[App and web page records]
<<<<

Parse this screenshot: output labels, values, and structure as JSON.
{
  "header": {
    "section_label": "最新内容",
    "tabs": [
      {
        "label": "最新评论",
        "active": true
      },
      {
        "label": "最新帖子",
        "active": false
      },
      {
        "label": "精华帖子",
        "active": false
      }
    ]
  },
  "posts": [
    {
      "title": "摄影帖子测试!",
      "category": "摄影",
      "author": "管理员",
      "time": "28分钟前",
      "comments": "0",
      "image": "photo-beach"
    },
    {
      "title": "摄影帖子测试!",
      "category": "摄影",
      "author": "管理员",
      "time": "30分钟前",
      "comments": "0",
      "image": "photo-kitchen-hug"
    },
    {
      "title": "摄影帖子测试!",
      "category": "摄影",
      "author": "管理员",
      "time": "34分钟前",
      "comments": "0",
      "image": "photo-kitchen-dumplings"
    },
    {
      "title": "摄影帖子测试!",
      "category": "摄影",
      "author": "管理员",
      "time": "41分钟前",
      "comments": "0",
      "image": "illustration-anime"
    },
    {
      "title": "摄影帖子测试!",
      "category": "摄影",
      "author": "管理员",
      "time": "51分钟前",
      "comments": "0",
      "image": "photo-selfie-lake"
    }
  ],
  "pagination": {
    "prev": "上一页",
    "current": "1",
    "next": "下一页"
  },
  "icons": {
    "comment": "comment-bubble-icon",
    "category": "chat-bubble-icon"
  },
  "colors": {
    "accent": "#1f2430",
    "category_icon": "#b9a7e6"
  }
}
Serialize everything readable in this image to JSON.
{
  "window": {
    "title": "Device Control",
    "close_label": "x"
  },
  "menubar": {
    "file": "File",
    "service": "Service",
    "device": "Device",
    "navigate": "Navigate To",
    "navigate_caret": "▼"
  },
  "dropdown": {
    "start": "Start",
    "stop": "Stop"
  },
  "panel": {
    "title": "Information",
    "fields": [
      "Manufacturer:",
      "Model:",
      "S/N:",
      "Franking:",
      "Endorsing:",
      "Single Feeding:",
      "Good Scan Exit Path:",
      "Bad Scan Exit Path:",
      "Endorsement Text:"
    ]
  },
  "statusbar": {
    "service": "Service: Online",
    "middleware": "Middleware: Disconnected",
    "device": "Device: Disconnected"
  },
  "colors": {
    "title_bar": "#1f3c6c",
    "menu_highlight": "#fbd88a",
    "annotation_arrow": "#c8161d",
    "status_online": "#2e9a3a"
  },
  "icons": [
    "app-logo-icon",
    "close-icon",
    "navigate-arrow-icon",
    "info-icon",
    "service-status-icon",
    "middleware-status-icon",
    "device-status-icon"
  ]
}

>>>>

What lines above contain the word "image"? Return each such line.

[Written answer]
      "image": "photo-beach"
      "image": "photo-kitchen-hug"
      "image": "photo-kitchen-dumplings"
      "image": "illustration-anime"
      "image": "photo-selfie-lake"
Serialize everything readable in this image to JSON.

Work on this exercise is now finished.